To catch a fine Carnaval celebration, you need not fly to Brazil's Rio Carnaval, or take the train to Mardi Gras in New Orleans; you can just walk down to Armory Park for Tucson's second-annual Carnaval.
"It should be a fun event, whether you like the music or the food," says Cliff Berrien, the event organizer and artistic director for Batucaxé, a local drum and dance group who will perform throughout the day. "There will be a mini craft fair and things like that--things that should be fun for the whole family."
Tucson's Carnaval celebration will feature a parade at noon, lots of dancing and drumming, and performances from some of Tucson's most notable performance artists, including pyrotechnics-theater troupe Flam Chen, and Japanese ensemble-drumming group Odaiko Sonora.

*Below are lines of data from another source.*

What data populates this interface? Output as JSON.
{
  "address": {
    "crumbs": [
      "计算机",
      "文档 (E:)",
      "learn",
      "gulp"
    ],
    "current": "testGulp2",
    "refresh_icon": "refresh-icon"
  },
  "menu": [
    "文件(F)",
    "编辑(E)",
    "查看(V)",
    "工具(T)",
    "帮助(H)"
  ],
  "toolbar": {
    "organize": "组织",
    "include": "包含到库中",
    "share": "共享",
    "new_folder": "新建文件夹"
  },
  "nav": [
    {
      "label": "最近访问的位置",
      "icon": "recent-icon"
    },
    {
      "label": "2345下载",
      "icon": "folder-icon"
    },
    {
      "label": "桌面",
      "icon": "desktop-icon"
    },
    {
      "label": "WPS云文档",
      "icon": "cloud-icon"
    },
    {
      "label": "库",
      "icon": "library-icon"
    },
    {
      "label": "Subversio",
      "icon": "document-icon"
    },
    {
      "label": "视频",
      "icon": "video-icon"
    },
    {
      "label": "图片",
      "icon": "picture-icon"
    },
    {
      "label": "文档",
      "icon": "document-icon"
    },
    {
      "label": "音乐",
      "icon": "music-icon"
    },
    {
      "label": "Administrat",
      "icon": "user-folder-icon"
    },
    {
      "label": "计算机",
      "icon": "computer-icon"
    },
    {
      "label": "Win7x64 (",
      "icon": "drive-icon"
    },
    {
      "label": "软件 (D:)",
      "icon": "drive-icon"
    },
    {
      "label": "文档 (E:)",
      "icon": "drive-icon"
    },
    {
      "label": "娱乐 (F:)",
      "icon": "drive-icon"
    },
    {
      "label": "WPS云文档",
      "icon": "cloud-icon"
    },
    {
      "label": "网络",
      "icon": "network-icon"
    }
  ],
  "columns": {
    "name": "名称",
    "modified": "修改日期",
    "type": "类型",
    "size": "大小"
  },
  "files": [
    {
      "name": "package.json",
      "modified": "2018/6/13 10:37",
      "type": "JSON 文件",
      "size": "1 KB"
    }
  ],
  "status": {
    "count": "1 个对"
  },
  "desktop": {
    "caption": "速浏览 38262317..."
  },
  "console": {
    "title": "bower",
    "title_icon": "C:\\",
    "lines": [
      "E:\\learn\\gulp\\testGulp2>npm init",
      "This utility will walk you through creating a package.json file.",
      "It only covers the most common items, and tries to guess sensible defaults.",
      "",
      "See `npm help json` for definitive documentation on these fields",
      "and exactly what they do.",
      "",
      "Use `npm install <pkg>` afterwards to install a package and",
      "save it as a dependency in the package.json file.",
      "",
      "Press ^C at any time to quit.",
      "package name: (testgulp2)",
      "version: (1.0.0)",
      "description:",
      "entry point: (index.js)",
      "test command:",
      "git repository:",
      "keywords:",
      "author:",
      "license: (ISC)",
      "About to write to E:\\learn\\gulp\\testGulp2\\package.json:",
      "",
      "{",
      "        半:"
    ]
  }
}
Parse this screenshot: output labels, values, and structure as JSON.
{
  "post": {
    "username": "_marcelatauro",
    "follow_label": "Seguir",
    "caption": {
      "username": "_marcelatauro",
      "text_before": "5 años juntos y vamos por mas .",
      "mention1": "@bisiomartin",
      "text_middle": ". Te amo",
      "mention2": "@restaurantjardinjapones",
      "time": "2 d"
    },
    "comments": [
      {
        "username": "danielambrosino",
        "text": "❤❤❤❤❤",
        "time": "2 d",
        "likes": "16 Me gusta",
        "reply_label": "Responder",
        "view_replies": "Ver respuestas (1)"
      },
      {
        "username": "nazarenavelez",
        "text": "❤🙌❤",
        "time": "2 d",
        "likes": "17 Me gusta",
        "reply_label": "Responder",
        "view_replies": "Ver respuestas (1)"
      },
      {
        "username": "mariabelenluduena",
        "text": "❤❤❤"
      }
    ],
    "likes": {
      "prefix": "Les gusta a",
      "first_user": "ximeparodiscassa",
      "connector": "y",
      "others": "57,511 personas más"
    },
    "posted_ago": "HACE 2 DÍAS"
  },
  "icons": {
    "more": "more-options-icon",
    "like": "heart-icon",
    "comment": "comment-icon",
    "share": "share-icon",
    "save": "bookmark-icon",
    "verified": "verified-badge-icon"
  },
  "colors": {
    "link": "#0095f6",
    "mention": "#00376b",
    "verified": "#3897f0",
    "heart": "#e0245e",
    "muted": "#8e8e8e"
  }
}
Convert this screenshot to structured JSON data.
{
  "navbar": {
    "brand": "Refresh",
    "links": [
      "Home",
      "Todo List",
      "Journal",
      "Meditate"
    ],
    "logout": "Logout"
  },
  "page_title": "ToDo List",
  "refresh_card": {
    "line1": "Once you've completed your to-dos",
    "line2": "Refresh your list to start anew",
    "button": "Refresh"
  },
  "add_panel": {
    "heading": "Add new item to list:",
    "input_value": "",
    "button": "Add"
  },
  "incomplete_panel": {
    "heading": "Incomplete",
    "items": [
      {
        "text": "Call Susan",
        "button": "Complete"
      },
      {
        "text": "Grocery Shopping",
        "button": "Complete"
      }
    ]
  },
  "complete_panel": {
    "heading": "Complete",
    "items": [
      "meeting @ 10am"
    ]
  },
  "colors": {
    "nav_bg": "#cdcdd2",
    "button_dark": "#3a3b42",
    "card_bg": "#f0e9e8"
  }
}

Berrien cites other Tucson festivals, like Tucson Meet Yourself, while speaking about his hopes for the future of Tucson Carnaval.
"For me, it was a wakeup call in that I didn't realize Tucson was as diverse as it is until I went to that. ... That was cool. We want our event to be something like that, except our focus is on the celebration and on the fact that almost all cultures have a spring celebration."
The family-friendly Carnaval kicked off last year in front of an "awesome but very, very small" audience, Berrien says, adding that he hopes the event will grow into a must-do event marking the arrival of spring in the Sonoran Desert, like the Dia de los Muertos festival marks the arrival of autumn.
"It's part of our heritage as human beings on this planet," Berrien says about spring. "For a long time, there have been spring celebrations of some type, something like carnival." --H.S.
Mardi Gras is practically a synonym for "splurge"--and you can splurge to your heart's content on behalf of a good cause, thanks to the annual KXCI Mardi Gras Party.
Black Leather Zydeco will kick off the party with live music that event coordinator Randy Peterson describes as "fun dance music with a traditional New Orleans sound." Peterson says the local band has performed for various KXCI events and "always starts the show on the right foot."
Explains Peterson: "Zydeco music is extremely popular in New Orleans, and with Black Leather Zydeco, we hope to provide our guests with an authentic Mardi Gras experience."
Taking the stage next will be the Carnivaleros, "another local group that mixes Cajun and zydeco music while also incorporating a border-type feel to it," says Peterson.
Of course, a night of dancing would not be complete without great food and drinks (available for purchase), which will also take center stage at KCXI's Mardi Gras Party.
All proceeds from the event will go directly to KXCI FM 91.3.
"KXCI is community radio, which is commercial-free and completely listener-supported," Peterson says.
For this year's party, Peterson says, ticket prices have been cut in half compared to previous years: They're only $8 in advance, or $10 at the door.
"We are aware of the economic squeeze, and we still want people to go out and have fun, so we are trying to make it an affordable event," Peterson says.
Party-goers can purchase advance tickets for the 21-and-older event at KXCI (220 S. Fourth Ave.) or at the KXCI Web site. --L.L.